Do you lead a balanced life? It’s a popular expression these days because so many of us try to do it all. We balance our work with leisure, our family time with “me” time, our carbs with our protein. Unfortunately, the idea of balance can simply be an excuse for a lack of commitment to any one philosophy or course of action. We just don’t have the energy to be wholehearted, so we are balanced instead.
Apparently, King David wasn’t big on balance. I came to that conclusion when I was reading Psalm 5. In one sense you might say that it is a balanced psalm because the stanzas (every two or three verses) flip-flop back and forth between a description of the righteous and an indictment of the wicked. The righteous speak with David’s voice, crying out to God, rejoicing in His presence, exulting in His protection. The wicked are condemned by their rebellion against a holy God who hates wrongdoing. Their actions are vividly described as bloodthirsty, their words like an open grave. The contrast of a beloved child clinging to the Lord and an unrepentant criminal slashing her way toward a guilty verdict couldn’t be clearer.
If both these pictures represented one person, we might say he was balanced — you might also say he was insane! God doesn’t call us to be all things in every moment, but He does call us to be wholehearted wherever we are. David is described as “a man after God’s own heart.” David’s heart was like God’s heart: it wasn’t divided. Even David’s sin was passionate — as was his repentance. God, in His great love for His children, is passionate, and our hearts should look a little more like His. Whatever your need, whatever your mood, God wants passionate worshipers, not balanced, lukewarm lip service.

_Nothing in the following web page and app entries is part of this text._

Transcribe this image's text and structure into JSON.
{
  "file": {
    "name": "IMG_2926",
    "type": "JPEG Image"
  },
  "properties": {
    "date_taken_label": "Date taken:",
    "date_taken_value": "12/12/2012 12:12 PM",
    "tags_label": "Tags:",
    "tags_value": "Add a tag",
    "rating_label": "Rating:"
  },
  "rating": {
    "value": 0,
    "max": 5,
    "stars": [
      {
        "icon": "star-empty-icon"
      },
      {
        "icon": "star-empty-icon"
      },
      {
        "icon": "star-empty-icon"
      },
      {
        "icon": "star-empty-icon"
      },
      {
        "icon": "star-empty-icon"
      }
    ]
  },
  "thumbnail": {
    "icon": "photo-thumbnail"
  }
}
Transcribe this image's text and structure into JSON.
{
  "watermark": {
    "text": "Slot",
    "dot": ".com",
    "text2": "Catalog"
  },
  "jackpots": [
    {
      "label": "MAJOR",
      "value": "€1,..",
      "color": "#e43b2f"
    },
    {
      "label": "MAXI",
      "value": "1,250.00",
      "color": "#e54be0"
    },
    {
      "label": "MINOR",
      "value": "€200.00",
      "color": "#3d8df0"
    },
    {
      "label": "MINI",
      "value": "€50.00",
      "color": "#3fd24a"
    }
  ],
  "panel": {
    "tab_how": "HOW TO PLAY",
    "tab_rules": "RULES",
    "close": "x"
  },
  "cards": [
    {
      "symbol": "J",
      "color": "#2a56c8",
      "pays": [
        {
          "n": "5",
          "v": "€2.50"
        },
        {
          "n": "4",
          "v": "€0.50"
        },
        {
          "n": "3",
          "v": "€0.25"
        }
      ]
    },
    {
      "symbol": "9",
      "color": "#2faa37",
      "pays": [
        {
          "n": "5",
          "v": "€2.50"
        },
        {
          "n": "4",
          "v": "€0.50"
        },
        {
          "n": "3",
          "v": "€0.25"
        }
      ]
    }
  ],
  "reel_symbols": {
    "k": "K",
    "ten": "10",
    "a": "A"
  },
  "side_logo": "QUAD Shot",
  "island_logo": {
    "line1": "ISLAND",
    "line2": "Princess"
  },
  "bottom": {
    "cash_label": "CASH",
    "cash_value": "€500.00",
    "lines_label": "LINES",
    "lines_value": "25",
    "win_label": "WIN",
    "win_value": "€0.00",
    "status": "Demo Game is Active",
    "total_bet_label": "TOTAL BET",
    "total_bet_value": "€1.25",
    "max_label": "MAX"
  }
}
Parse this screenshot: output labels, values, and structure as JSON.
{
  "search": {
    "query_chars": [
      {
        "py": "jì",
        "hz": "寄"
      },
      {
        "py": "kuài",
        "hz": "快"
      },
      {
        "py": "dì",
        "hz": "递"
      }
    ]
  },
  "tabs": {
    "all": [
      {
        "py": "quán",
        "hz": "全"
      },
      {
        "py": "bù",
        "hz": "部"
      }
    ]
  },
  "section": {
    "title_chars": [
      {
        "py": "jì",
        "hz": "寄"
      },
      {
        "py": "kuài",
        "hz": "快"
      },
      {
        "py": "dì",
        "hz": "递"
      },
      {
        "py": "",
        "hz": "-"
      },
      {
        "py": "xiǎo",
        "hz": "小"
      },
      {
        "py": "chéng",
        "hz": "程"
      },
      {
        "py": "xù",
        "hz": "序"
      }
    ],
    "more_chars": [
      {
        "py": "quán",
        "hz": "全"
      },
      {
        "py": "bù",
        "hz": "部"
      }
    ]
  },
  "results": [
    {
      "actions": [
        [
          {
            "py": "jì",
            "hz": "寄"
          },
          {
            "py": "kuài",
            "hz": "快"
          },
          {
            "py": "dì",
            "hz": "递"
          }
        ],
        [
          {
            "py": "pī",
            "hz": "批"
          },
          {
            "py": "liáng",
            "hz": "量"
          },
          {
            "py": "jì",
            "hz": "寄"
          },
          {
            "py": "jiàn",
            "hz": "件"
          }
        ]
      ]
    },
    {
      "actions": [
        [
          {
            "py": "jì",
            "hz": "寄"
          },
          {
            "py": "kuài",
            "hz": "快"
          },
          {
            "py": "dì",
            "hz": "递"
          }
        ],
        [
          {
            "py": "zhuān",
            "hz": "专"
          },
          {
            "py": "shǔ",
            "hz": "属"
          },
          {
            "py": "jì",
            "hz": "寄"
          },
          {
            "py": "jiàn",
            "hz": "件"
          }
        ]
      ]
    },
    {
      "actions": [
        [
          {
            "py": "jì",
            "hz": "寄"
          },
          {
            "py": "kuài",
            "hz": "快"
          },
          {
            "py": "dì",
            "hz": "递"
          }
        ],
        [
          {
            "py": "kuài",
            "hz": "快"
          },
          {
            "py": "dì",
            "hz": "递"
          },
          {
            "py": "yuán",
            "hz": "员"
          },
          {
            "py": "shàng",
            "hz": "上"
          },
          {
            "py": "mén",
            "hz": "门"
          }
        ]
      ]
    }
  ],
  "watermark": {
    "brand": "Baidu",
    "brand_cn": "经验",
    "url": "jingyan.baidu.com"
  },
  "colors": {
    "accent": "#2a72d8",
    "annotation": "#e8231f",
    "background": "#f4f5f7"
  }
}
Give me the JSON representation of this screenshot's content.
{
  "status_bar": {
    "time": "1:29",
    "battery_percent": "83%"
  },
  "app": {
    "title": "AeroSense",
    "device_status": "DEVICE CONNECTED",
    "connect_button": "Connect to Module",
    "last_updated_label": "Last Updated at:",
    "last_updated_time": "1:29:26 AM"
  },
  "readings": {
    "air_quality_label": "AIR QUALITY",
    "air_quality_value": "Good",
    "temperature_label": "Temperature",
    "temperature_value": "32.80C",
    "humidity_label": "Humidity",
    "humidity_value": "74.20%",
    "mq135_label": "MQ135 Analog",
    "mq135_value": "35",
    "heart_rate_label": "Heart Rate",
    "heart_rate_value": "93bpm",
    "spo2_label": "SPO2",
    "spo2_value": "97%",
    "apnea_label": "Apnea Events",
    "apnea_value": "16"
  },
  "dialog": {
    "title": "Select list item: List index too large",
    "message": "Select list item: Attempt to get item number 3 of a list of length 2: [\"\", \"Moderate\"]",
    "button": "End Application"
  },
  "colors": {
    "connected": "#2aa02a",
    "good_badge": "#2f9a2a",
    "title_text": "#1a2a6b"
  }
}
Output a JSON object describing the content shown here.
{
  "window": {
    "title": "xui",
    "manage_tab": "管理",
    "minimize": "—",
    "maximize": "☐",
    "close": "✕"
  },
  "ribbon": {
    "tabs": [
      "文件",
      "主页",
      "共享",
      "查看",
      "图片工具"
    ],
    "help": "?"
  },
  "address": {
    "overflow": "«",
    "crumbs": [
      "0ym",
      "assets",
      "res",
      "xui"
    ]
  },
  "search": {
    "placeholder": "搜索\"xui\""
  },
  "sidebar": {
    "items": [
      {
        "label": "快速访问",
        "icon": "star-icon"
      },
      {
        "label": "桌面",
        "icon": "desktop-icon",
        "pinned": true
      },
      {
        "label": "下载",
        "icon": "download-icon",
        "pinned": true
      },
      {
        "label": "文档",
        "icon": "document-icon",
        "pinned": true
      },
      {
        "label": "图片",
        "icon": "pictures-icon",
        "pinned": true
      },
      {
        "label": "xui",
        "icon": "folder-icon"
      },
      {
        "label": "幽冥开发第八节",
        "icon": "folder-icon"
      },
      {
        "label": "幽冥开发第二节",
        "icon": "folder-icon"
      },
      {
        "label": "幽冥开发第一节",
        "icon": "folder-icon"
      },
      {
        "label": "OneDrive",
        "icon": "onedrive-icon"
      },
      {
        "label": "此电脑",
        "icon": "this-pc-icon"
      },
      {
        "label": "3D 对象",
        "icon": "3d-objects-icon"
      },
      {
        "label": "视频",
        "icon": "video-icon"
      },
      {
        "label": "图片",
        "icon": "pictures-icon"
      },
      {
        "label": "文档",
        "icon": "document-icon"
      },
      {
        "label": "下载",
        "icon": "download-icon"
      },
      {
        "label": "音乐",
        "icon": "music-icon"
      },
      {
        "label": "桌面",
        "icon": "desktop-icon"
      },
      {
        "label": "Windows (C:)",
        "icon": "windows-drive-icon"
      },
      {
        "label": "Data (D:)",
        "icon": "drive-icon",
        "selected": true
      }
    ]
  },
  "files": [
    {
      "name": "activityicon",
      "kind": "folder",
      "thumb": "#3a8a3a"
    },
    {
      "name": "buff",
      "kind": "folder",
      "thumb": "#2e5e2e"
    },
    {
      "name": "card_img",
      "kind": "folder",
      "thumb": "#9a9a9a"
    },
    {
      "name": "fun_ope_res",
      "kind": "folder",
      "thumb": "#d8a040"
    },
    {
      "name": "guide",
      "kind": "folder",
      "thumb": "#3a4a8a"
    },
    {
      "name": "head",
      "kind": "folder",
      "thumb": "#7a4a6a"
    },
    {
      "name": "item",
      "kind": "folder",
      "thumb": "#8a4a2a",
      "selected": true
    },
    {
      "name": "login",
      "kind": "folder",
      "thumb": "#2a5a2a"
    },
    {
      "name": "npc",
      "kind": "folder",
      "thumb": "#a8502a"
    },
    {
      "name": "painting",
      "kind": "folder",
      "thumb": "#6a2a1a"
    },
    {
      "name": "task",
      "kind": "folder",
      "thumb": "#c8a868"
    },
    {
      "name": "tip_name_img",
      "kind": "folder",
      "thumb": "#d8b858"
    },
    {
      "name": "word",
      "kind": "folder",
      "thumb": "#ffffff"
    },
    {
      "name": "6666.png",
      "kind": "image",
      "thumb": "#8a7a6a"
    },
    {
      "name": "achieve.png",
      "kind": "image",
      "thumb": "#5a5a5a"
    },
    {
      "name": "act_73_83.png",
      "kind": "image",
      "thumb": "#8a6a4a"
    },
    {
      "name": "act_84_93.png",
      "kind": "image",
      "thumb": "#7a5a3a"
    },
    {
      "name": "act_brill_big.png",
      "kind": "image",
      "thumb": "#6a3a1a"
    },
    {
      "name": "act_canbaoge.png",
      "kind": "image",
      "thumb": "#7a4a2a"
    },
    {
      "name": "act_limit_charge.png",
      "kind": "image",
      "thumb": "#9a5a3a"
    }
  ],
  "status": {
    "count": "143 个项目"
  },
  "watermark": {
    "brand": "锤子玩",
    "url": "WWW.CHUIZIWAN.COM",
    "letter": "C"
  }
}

The divided, balanced life of modern men and women does not lend itself to passion. Do you approach God in the morning with hope and desire? Do you wait expectantly on His pleasure all day long? Does the horror of a self-satisfied, deceitful and violent world impel you toward holiness and move you to cry out for justice? Or are you much more balanced in your worship, giving God a few quiet moments like I do before moving on to the next pressing matter? Consider the righteous character of God. Consider the spiritual opposition that wants you dead. Consider the refuge which you have in Christ, the favor which surrounds you like a shield. What will you offer God in return? Will it be “balanced?”